Data about app and page elements:
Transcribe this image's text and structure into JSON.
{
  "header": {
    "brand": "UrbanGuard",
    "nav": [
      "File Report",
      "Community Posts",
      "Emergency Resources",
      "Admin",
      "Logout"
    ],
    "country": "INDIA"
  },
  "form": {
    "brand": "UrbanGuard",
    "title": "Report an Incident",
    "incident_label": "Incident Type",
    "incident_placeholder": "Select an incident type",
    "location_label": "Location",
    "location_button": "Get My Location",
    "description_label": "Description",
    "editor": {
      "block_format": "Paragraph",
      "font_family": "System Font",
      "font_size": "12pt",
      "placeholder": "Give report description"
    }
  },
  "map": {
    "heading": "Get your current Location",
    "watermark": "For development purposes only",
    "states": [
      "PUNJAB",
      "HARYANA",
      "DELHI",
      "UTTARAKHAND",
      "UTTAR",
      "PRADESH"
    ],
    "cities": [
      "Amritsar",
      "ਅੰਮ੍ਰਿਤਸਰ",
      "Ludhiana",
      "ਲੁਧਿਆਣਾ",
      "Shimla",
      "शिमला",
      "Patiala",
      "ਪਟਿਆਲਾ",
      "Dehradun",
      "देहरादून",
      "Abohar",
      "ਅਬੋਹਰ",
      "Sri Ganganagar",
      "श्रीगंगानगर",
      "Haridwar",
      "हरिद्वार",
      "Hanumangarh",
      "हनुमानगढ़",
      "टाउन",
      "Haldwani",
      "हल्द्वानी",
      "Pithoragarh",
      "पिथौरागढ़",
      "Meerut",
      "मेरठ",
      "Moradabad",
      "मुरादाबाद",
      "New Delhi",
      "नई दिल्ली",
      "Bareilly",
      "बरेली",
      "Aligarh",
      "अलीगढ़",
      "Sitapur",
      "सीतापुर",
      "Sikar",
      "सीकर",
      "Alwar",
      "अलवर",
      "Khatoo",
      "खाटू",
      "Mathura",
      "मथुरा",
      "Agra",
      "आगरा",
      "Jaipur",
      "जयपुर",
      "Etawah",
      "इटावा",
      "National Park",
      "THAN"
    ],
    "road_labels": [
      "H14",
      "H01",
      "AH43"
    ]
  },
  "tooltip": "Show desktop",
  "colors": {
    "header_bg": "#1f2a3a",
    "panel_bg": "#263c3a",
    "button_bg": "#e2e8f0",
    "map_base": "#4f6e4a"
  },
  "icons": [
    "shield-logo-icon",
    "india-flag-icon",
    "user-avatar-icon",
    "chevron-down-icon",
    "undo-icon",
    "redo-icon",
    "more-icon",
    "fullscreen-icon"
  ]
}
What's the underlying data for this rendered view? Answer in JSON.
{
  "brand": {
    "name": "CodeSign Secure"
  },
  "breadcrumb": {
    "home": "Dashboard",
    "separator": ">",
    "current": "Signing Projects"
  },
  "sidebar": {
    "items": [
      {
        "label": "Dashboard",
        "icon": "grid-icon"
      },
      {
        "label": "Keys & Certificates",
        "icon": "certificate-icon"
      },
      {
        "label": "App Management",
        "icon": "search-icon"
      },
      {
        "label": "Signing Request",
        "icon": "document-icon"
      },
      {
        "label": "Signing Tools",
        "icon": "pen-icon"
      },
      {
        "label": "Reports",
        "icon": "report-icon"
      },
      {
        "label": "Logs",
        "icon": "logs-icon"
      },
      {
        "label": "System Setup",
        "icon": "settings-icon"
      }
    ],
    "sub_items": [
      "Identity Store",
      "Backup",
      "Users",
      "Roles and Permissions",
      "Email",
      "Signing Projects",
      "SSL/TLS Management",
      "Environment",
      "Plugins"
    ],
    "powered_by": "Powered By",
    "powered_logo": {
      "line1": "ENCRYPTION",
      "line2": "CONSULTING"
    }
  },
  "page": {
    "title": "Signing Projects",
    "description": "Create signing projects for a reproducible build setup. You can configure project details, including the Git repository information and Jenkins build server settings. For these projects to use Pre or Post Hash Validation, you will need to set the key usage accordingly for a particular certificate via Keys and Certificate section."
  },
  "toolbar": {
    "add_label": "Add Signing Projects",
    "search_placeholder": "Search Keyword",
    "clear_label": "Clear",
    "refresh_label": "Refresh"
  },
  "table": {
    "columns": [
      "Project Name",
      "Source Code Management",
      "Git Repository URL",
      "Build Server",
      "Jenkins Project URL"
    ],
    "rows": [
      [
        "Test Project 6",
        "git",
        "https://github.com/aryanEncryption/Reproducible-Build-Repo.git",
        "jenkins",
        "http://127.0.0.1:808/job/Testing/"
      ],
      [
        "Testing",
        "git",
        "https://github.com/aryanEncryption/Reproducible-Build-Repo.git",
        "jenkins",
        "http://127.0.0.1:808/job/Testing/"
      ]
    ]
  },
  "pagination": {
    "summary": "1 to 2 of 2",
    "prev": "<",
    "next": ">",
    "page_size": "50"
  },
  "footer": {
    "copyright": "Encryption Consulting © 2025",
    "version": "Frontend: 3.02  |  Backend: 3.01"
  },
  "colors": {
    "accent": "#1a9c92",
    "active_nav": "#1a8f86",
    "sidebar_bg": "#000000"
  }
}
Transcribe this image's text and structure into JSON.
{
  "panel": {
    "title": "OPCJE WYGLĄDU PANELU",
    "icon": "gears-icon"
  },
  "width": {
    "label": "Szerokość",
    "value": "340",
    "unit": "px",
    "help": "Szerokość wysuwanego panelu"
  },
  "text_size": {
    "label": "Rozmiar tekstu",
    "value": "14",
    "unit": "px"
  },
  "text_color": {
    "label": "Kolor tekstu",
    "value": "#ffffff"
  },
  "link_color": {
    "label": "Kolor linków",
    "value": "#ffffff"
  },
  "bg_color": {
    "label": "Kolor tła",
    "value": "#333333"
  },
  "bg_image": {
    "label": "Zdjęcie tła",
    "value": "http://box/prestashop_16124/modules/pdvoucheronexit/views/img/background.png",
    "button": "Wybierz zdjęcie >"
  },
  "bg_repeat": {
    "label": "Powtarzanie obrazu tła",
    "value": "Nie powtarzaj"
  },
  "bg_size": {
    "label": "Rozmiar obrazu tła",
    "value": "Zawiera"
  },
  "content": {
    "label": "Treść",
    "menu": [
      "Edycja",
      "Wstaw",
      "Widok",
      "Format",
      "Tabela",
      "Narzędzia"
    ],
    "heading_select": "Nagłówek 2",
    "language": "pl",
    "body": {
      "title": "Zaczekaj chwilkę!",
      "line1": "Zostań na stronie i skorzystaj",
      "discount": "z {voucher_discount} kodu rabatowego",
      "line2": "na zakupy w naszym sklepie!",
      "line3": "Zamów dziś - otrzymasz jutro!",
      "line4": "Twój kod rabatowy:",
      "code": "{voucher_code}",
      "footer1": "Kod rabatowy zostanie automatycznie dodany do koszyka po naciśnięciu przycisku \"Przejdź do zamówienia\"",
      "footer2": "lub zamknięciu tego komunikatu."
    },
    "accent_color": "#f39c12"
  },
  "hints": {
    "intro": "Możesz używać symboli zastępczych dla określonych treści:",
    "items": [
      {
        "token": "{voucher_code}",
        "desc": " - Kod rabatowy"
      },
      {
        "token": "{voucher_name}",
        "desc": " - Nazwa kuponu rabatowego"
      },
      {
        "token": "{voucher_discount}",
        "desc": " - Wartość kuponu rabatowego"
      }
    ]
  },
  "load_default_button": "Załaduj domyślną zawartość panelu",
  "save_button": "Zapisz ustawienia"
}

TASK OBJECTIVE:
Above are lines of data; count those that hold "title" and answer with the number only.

EXERCISE OUTPUT:
4